**Records for this task**.
+---+

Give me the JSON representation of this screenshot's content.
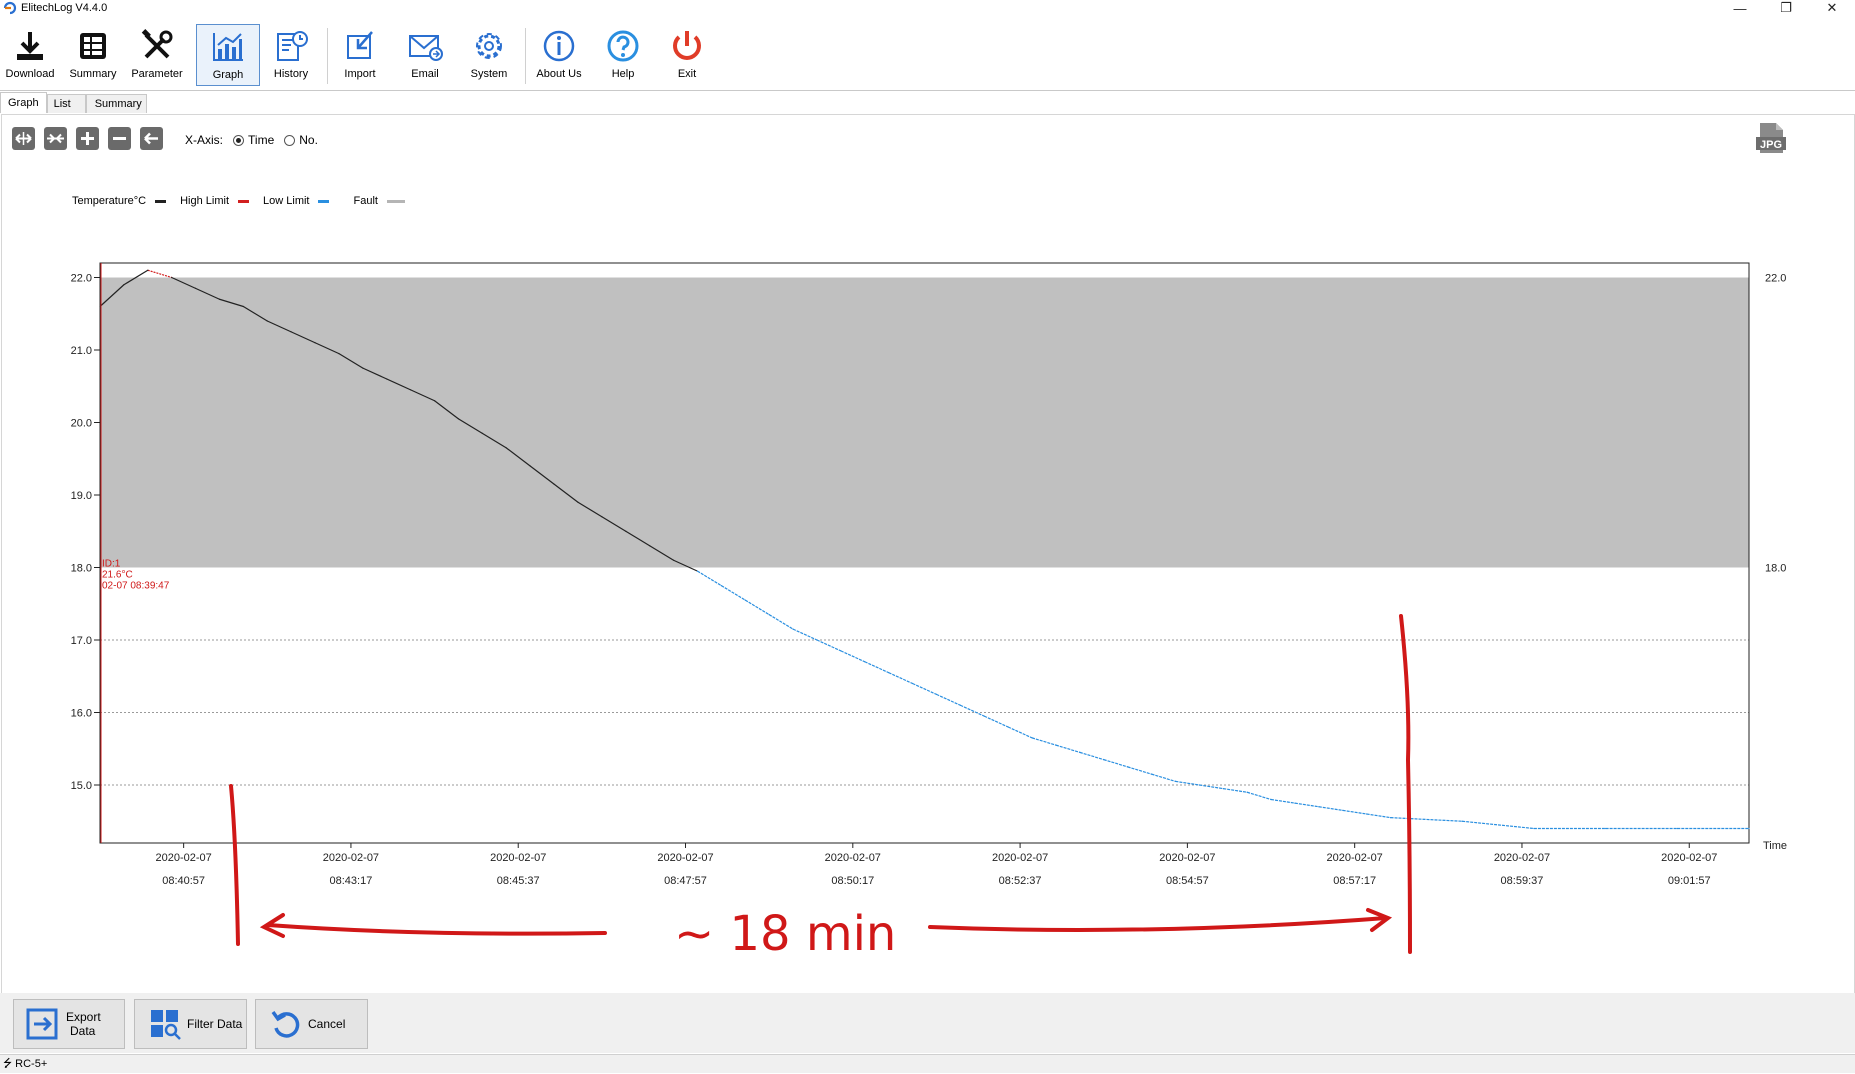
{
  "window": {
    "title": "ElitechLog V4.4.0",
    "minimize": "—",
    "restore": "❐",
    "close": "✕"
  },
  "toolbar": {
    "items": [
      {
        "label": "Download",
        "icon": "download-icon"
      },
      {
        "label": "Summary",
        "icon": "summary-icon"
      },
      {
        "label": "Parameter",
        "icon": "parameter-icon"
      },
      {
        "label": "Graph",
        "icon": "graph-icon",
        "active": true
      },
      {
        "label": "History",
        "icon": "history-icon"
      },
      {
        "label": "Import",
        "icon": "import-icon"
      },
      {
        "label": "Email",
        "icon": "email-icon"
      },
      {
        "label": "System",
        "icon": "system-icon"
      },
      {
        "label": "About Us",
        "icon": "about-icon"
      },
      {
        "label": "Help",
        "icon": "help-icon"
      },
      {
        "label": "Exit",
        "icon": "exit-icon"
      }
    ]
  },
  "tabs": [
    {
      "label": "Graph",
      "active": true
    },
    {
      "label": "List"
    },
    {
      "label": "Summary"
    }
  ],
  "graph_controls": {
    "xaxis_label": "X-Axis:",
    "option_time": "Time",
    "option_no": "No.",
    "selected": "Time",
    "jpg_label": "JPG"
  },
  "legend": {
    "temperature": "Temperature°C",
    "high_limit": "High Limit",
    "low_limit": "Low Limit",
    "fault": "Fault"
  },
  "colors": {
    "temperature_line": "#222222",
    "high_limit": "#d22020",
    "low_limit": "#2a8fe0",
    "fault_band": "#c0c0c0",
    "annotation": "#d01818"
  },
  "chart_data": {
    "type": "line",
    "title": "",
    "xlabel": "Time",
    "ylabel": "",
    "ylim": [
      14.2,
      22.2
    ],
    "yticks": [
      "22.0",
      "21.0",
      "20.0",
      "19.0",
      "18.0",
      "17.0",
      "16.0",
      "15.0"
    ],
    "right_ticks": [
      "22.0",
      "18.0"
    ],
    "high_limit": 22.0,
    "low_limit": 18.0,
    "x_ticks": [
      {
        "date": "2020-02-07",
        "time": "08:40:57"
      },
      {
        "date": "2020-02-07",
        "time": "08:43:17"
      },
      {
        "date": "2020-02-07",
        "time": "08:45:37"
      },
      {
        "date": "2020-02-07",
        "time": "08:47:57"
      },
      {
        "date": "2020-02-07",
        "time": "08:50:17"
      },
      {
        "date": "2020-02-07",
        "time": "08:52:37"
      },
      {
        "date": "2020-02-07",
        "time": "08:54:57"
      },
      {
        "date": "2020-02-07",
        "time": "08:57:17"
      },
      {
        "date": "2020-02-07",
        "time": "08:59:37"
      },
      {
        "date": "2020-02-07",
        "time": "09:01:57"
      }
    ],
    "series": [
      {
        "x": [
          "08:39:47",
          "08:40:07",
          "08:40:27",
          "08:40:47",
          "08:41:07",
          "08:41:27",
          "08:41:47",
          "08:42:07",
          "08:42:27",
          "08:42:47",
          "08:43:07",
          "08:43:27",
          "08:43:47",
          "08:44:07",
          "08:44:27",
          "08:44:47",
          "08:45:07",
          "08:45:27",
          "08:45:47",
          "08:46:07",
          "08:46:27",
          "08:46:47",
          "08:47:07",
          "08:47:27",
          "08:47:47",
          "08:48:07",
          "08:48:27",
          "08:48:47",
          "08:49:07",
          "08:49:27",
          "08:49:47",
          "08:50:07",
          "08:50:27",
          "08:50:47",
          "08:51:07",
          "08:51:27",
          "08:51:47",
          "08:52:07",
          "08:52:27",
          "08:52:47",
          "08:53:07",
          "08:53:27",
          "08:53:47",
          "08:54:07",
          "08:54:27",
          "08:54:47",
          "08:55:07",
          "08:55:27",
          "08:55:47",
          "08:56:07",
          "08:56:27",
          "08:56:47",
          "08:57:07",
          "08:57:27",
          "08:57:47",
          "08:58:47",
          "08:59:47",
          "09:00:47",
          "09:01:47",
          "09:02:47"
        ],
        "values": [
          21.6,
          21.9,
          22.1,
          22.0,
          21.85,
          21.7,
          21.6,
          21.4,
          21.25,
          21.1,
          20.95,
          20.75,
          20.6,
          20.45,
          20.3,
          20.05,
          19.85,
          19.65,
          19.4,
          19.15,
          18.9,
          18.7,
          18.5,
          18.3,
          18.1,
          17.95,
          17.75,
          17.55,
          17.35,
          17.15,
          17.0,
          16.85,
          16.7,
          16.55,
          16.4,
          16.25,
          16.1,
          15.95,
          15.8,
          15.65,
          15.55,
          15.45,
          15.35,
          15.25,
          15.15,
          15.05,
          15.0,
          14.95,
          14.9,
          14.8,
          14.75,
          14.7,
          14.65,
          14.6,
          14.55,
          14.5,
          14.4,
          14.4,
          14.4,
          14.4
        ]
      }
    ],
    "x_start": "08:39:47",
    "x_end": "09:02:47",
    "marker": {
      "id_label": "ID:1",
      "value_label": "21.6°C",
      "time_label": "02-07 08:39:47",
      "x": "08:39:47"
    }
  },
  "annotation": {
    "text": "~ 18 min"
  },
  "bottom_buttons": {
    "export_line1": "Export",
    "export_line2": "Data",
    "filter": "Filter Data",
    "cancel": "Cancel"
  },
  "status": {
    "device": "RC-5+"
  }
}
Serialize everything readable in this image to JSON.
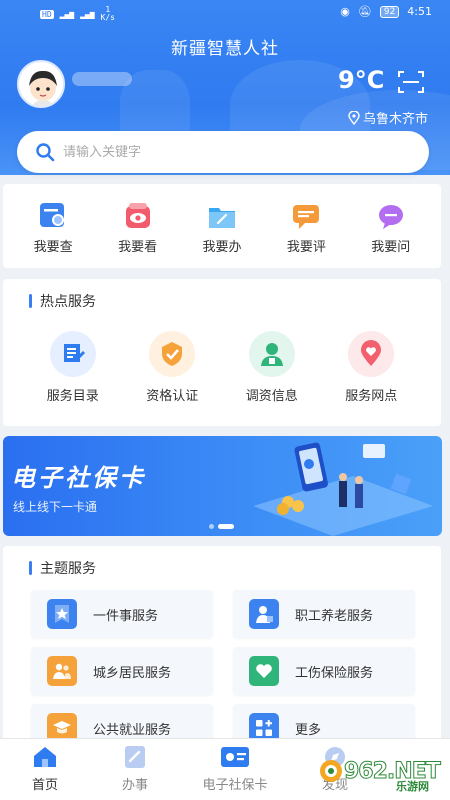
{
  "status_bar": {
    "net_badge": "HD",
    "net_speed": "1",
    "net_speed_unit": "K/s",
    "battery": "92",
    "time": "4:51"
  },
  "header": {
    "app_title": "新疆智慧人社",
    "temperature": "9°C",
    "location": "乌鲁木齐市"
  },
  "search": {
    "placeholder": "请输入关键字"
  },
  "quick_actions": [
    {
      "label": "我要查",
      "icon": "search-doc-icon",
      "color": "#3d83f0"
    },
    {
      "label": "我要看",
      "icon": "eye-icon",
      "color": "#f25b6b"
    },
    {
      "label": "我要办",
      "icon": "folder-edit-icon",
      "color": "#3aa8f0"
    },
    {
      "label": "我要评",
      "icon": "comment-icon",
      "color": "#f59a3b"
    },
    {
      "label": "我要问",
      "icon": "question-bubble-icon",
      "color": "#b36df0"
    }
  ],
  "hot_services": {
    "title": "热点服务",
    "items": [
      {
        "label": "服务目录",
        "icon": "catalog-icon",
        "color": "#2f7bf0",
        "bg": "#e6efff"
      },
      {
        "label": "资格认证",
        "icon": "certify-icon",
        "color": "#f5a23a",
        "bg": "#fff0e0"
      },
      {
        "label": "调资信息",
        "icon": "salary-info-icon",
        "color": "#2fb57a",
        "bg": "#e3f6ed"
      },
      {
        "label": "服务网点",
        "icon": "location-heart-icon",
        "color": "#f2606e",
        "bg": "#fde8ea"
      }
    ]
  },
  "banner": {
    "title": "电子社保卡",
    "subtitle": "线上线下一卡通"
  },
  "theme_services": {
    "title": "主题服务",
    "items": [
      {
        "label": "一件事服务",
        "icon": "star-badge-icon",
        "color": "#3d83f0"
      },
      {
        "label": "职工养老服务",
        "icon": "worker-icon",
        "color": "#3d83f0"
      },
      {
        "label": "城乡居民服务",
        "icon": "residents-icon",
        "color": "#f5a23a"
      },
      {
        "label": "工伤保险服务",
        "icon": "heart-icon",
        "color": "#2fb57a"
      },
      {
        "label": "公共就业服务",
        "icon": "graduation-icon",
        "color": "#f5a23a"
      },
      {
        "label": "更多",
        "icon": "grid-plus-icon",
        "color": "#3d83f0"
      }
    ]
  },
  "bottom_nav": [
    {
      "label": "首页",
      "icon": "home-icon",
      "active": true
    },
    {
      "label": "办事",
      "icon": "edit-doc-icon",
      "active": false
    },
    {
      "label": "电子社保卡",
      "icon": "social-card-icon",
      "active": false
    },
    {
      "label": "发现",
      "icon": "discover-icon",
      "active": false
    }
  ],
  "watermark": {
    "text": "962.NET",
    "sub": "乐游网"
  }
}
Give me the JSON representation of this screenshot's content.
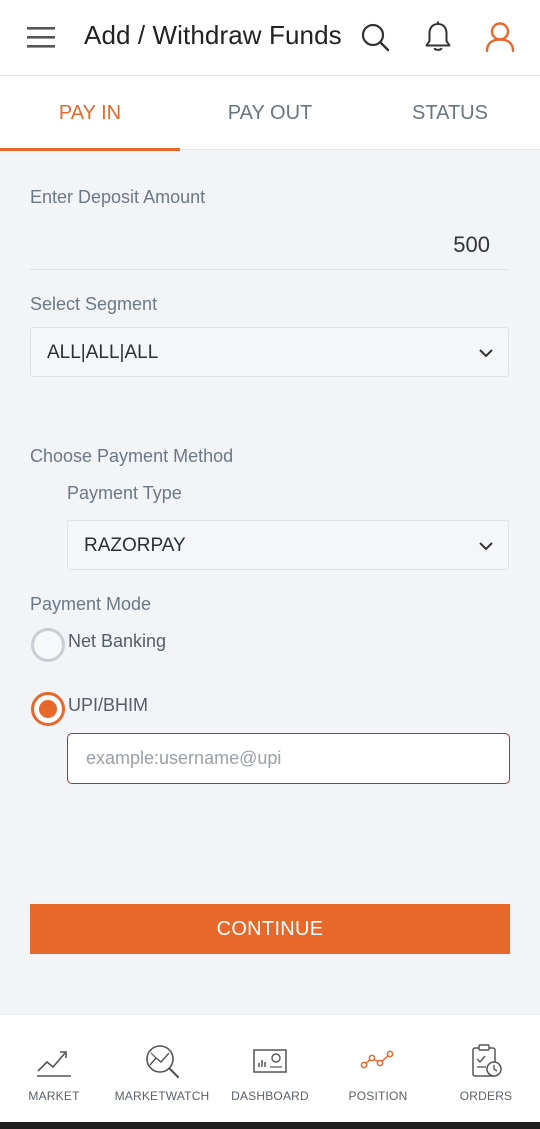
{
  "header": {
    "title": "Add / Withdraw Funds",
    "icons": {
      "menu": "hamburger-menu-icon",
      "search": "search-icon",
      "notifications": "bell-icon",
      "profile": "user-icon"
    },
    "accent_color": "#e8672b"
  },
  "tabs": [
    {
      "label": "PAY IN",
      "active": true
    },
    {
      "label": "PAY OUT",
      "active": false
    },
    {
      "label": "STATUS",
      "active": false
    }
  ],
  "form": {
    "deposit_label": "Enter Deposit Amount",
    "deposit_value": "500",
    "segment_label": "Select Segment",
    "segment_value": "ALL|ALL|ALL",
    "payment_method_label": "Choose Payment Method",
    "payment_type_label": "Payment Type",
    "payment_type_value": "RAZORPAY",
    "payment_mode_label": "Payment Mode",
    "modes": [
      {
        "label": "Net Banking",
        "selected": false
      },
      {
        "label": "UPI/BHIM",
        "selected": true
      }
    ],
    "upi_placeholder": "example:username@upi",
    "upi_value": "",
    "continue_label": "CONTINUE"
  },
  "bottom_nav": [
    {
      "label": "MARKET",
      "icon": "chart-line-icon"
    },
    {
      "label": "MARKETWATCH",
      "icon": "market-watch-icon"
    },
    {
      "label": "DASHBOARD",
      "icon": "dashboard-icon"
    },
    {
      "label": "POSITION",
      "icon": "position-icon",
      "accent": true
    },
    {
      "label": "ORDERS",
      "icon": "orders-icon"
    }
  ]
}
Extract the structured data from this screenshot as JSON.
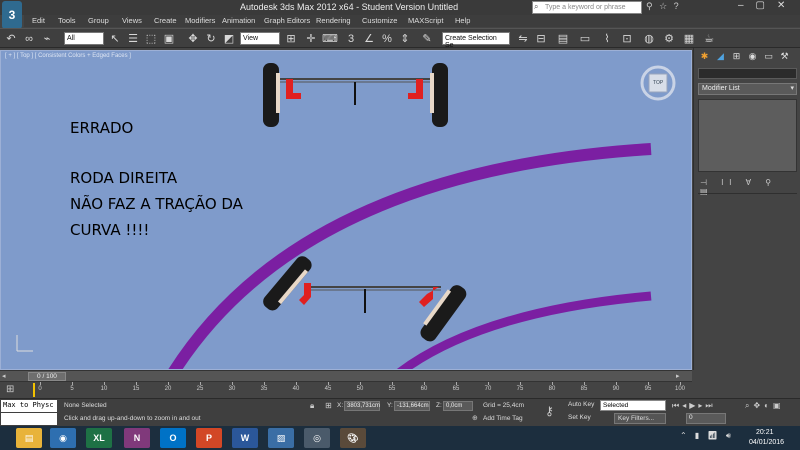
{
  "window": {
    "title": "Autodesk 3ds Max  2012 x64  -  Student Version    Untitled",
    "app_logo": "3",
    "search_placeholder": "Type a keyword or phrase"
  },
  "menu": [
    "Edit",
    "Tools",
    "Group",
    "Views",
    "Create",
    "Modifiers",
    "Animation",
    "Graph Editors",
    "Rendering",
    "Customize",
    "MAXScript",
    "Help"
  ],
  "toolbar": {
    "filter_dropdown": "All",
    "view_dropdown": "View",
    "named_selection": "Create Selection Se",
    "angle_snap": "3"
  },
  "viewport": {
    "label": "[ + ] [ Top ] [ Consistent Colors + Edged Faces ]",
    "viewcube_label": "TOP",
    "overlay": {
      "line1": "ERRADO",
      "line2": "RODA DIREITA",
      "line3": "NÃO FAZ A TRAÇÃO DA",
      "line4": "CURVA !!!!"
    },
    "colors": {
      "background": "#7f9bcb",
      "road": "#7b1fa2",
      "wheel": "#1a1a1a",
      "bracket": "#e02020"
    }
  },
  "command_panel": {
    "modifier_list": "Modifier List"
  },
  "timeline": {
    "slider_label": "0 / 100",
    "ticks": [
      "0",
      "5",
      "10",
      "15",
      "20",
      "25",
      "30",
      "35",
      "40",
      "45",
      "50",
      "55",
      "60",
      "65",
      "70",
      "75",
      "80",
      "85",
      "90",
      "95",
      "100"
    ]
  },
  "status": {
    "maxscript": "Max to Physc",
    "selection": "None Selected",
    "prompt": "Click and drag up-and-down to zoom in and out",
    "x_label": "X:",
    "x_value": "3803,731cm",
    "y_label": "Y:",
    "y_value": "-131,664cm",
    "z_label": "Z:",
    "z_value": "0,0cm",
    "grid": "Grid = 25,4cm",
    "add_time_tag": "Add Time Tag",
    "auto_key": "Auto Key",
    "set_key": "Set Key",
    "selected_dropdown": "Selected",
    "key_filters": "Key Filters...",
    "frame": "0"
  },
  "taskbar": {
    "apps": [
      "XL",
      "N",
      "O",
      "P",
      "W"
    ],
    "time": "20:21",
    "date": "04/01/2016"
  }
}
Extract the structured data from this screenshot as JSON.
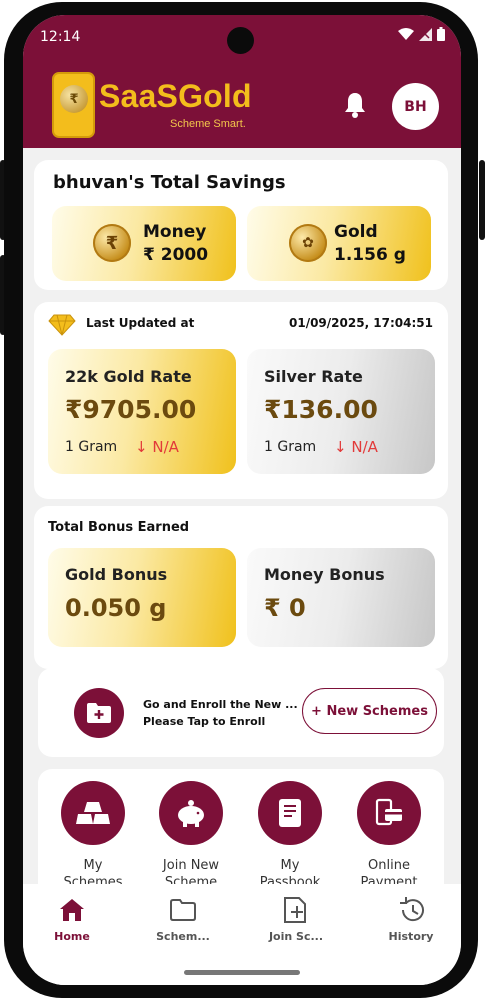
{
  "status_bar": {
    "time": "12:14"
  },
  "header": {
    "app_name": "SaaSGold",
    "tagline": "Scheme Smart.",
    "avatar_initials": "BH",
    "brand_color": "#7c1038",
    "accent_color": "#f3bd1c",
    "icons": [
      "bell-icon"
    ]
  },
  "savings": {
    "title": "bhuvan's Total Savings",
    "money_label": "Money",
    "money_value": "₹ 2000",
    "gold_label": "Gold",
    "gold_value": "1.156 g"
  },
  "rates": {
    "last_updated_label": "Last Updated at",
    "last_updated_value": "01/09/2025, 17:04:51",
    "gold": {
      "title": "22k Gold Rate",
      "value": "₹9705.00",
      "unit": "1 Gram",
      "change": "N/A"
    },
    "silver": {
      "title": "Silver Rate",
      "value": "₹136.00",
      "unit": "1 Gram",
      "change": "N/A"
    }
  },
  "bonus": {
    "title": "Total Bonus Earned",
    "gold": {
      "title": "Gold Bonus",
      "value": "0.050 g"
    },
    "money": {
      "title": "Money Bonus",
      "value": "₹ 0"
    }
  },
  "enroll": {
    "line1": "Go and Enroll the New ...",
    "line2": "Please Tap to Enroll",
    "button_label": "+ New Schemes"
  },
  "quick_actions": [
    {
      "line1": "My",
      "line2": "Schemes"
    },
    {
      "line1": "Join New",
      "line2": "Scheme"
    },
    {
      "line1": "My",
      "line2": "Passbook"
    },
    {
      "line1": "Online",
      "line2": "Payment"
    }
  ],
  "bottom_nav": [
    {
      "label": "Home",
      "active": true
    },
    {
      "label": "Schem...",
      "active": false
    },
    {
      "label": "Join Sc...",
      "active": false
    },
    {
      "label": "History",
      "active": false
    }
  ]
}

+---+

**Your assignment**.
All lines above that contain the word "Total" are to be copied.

**Reply to the exercise**.
    "title": "bhuvan's Total Savings",
    "title": "Total Bonus Earned",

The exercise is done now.